I start out with a prejudice against any Motown album containing songs like "Yesterday," "Groovin'," and "Abraham, Martin and John" but Marvin Gaye's superlative vocal stylings almost bring this one off. Though any song gains distinction when sung by Marvin Gaye, and any album of his is a pleasure to listen to, his latest would be better if its more memorable songs were livelier and its livelier songs more memorable.
Produced by Norman Whitfield who has given us "Grapevine" and guided Gladys Knight and the Temptations to distinguished efforts in recent years, the album consists largely of already known songs, Motown and otherwise, plus some new Whitfield-Strong compositions. The arrangements, featuring Whitfield's interesting rhythms and bass lines and his sparing but effective use of the guitar, are uniformly tasteful and well conceived, and the psychedelic touches are applied less heavily here than on the Tempts' Puzzle People. But many of the songs, especially the pop-rock standards, are done up in a way that is too slow and light, with Marv forced into a high register that makes his vocals come off sounding a little cute and artificial. Where the tempo isn't too slow it's too fast, detracting from some of the otherwise stronger cuts. On "Cloud Nine," as on "Don't You Miss Me," the hectic pace makes Marv spit out the words at an uncomfortable rate.

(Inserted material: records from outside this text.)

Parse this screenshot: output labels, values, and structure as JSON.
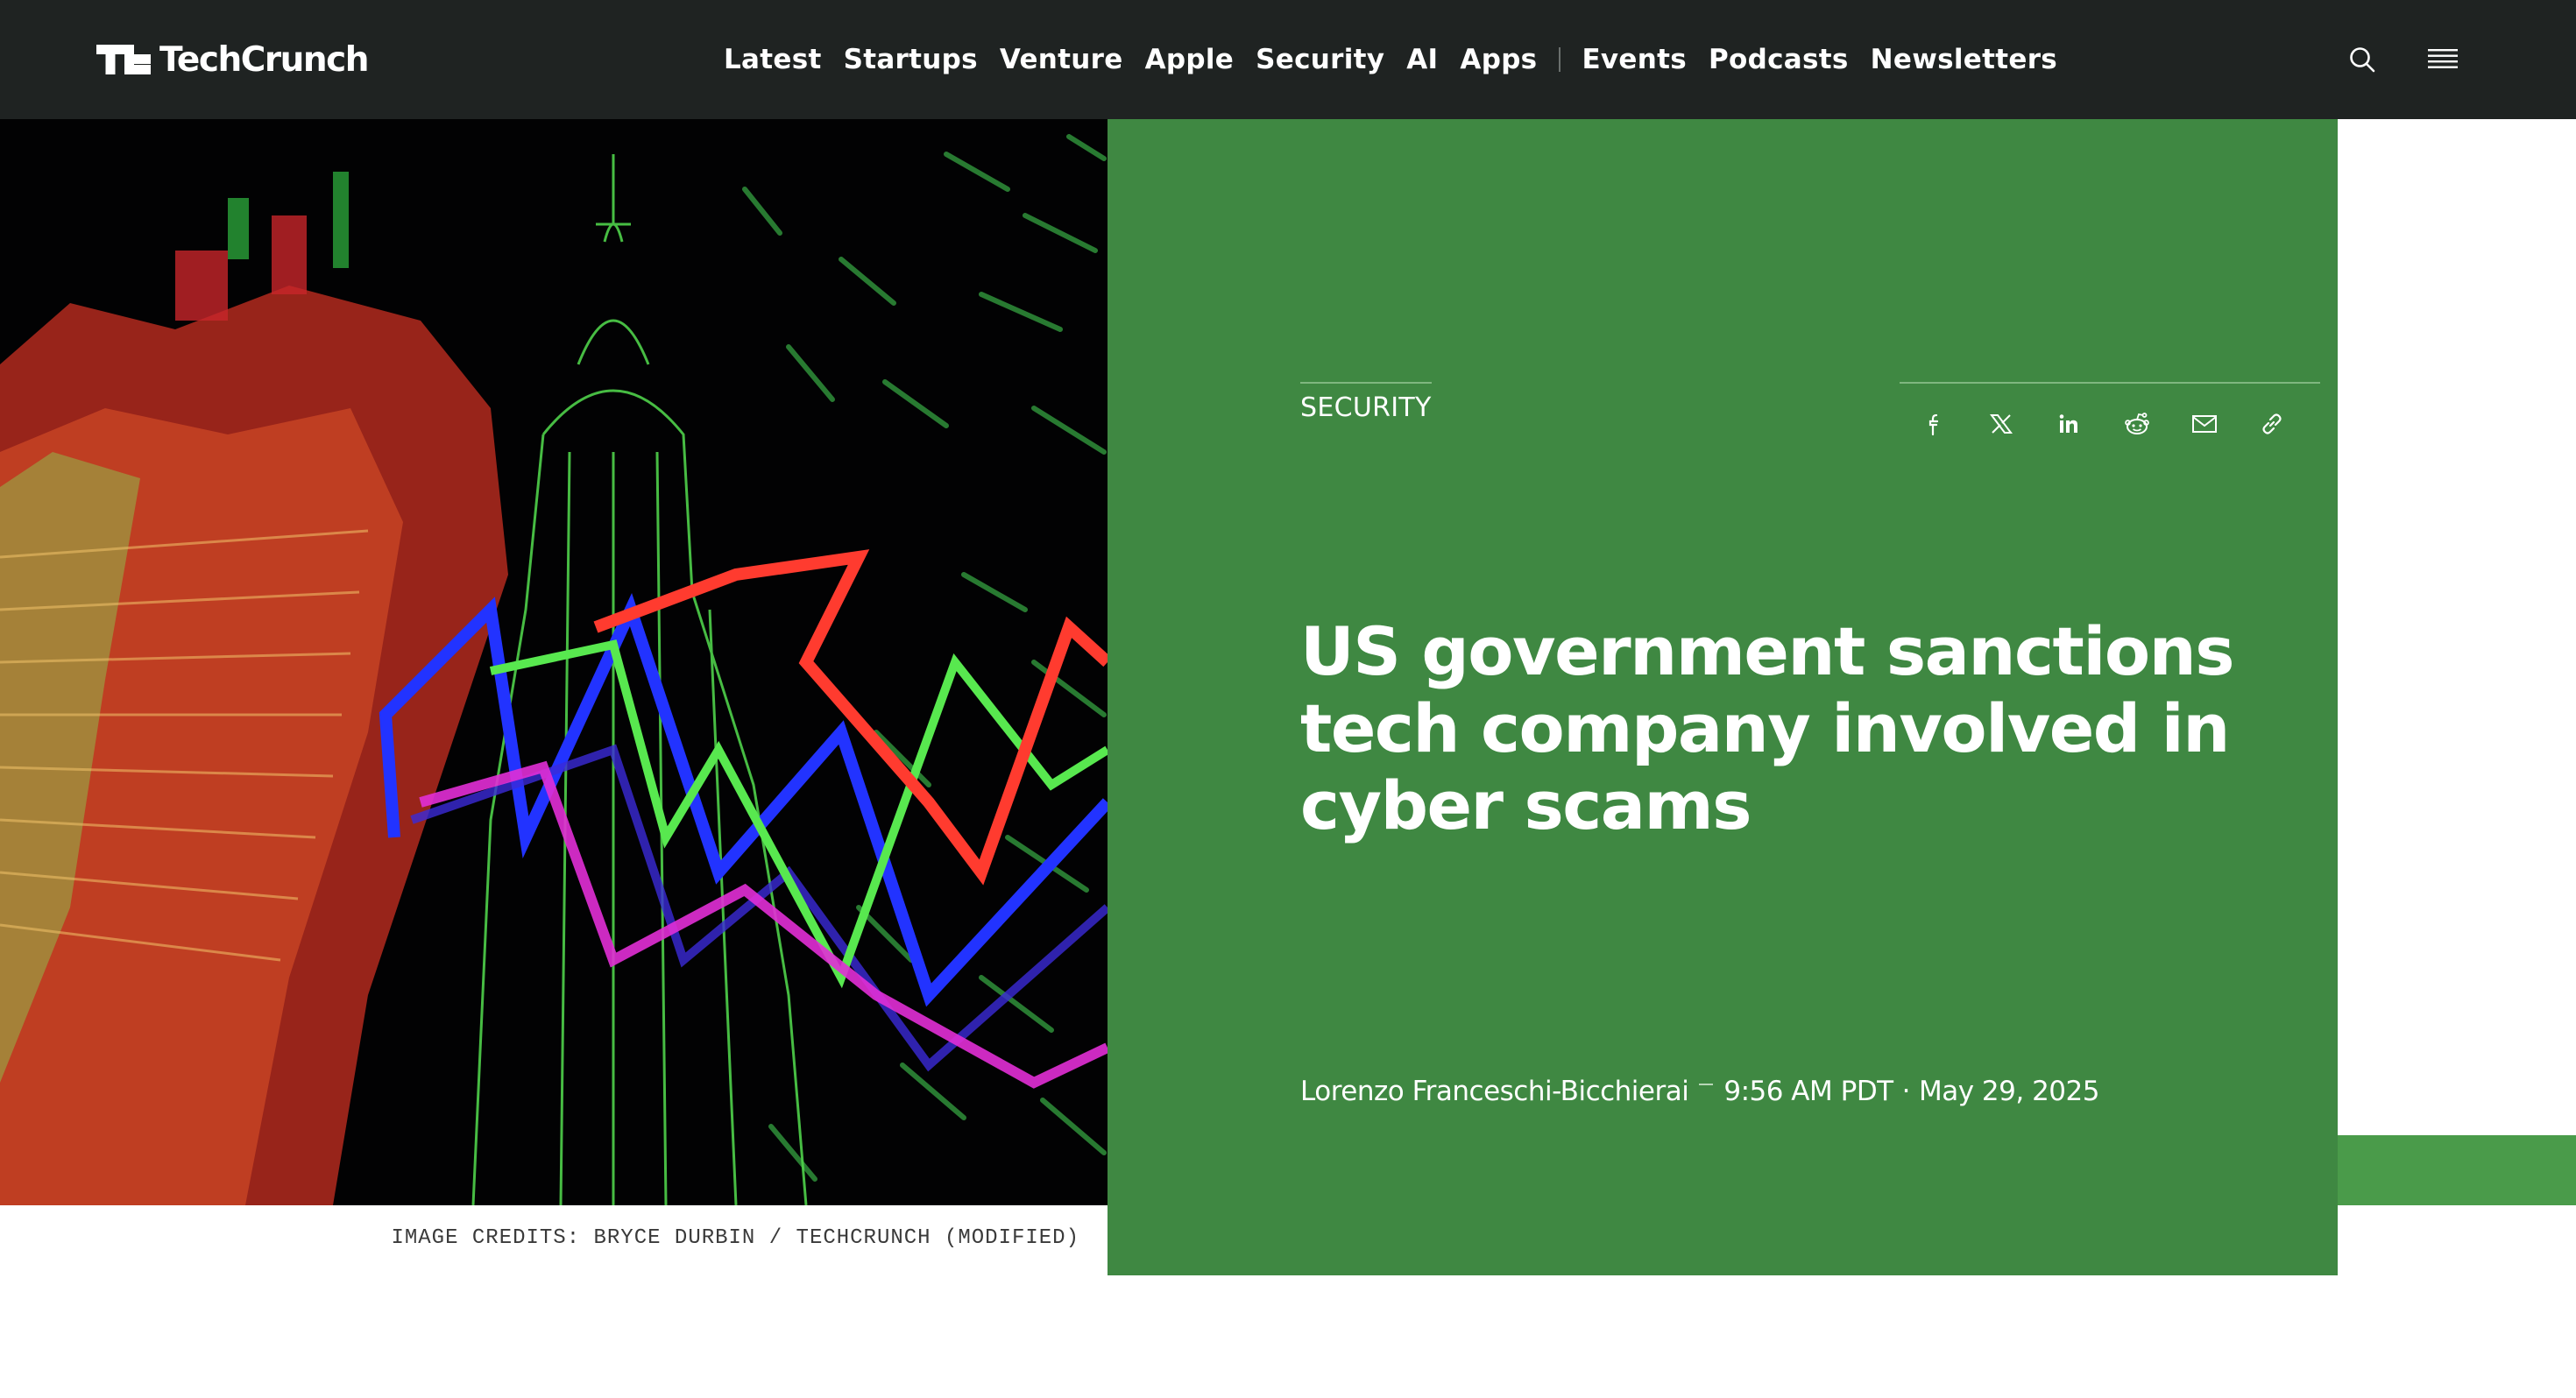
{
  "site": {
    "logo_text": "TechCrunch",
    "logo_icon": "tc-logo-mark"
  },
  "nav": {
    "primary": [
      "Latest",
      "Startups",
      "Venture",
      "Apple",
      "Security",
      "AI",
      "Apps"
    ],
    "secondary": [
      "Events",
      "Podcasts",
      "Newsletters"
    ],
    "search_icon": "search-icon",
    "menu_icon": "hamburger-menu-icon"
  },
  "article": {
    "category": "SECURITY",
    "title": "US government sanctions tech company involved in cyber scams",
    "author": "Lorenzo Franceschi-Bicchierai",
    "time": "9:56 AM PDT",
    "date": "May 29, 2025",
    "image_credit": "IMAGE CREDITS: BRYCE DURBIN / TECHCRUNCH (MODIFIED)"
  },
  "share_icons": [
    "facebook-icon",
    "x-icon",
    "linkedin-icon",
    "reddit-icon",
    "email-icon",
    "link-icon"
  ],
  "colors": {
    "nav_bg": "#1f2322",
    "hero_green": "#3f8842",
    "accent_green": "#4a9b4a",
    "text_white": "#ffffff"
  }
}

Only on the title song does everything come together for a great performance. Rhythmically and instrumentally reminiscent of "Grapevine," this hit single seemed to me a pale copy of that classic until I heard the heaviness of the Tempts' version, which made me appreciate Marv's wonderful delicacy here. What makes this a lesser thing than "Grapevine" is, again, the high register, the less full-bodied quality of the vocal. The later single, "How Can I Forget," was destined to bomb. Fine as it is, the song is so short and its interesting effects so crammed together that the arrangement seems too compressed and lacking in definition.

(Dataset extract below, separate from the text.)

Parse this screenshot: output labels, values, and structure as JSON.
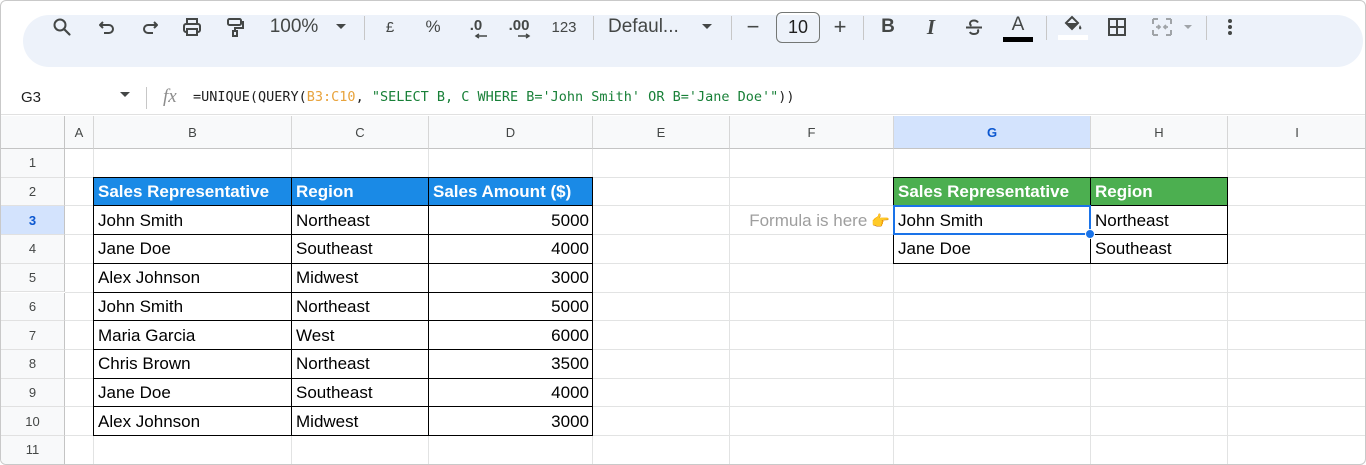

Among the remakes, "Yesterday" starts beautifully, as if a really sensitive interpretation is coming up, and for the most part this comes off, though it is marred by word repetition and other gimmicks. "Cloud Nine" seems to me completely the Tempts' song, made for their new multi-voiced style, and Marv is simply outgunned. But with "I Wish It Would Rain" he rescues the tune that for me was the Tempts' nadir. What had seemed a dead song now brings this album to life as does nothing else but the title song and "So Long."
But are a few superior cuts enough for a great singer and a leading writer-producer? As soul albums go this is a good one, but it is both more gaudy and less solid than Marv's last album, M.P.G., which was a great one, with a degree of substance, subtlety, excitement, and inspiration not found so consistently here.